I may have been able to convince her otherwise if I’d started the discussion earlier. But those are strong emotions to battle. I get that and I love my wife. Still, my delay added another layer of actual real risk to our kids lives.
“This is not pillow talk about what we’re going to do about vaccines tomorrow,” Hackell says. “I think there’s plenty of other things on the agenda. Vaccines are not a common discussion until they’re presented with what needs to happen in time.”
In Hackell’s mind, a difference of opinion in the use of vaccines should be a non-starter. It should rate up there with whether or not a couple even plans to have kids in terms of choosing a potential life partner. “This is a matter of science and I know I couldn’t be married to someone who doesn’t share my scientific approach to things,” he says. “It should be a fundamental area of agreement before they get married.”
I feel that’s a very easy way to view the world. My wife’s vaccination views would not have kept me from marrying her, even if we had discussed it prior to tying the knot. Maybe that says more about me than anything else.
What I do know is that had we talked about it prior to getting married or having kids, I could have gathered the evidence. I could have broached the subject again and again. Hackell suggests that whether the conversation happens before or after the marriage it needs to happen
“The problem is where it puts us a pediatrician’s,” he says. “Just like divorce, I don’t want to mediate situations between the parents. I’m here to serve the kid.”
My wife and I have talked about vaccine’s since, when news reports pop up about preventable outbreaks. But she hasn’t changed her mind. After all, the boys are caught up and they neither died of smallpox or developed autism. She thinks we chose the right path. I’m delighted by where we ended up, but I’m not so sure. I think I was cowardly and irresponsible.

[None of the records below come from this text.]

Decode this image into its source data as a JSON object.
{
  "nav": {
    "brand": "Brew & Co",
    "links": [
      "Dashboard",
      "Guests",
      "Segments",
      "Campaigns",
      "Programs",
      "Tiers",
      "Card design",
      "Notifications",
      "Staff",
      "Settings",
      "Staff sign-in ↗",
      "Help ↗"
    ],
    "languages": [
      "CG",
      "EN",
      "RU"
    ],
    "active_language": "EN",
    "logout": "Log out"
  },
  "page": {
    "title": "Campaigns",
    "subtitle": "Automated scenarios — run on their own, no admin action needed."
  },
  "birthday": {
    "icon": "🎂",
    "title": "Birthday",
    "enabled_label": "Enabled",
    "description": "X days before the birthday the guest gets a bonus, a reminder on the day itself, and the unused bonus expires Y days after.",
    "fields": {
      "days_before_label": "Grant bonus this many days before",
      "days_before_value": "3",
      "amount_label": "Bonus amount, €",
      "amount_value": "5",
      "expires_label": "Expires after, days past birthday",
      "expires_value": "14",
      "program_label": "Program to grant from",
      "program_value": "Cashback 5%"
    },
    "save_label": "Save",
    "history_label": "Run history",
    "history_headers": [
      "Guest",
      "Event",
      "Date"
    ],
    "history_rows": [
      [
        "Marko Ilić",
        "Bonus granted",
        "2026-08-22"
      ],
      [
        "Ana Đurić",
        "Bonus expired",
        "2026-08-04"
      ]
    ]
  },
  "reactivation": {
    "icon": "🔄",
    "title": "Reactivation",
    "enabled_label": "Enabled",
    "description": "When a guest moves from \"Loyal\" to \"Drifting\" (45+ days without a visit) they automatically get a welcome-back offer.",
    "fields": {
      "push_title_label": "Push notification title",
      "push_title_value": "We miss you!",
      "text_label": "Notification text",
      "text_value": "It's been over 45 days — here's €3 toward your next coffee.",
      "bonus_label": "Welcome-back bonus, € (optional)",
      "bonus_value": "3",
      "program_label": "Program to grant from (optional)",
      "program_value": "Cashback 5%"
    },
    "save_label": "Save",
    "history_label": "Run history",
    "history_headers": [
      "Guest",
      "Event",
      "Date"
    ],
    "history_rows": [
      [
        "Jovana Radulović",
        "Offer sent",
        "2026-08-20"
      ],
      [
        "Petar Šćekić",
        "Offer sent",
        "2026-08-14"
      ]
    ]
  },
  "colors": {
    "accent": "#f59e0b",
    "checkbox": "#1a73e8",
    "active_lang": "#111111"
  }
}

I’m relieved my boys are fine and, frankly, that neither of them is autistic. I’m happy that my wife is happy. But I can’t deny that I risked my children’s health to keep the peace. I can only hope that the experience inoculated me against making that mistake again.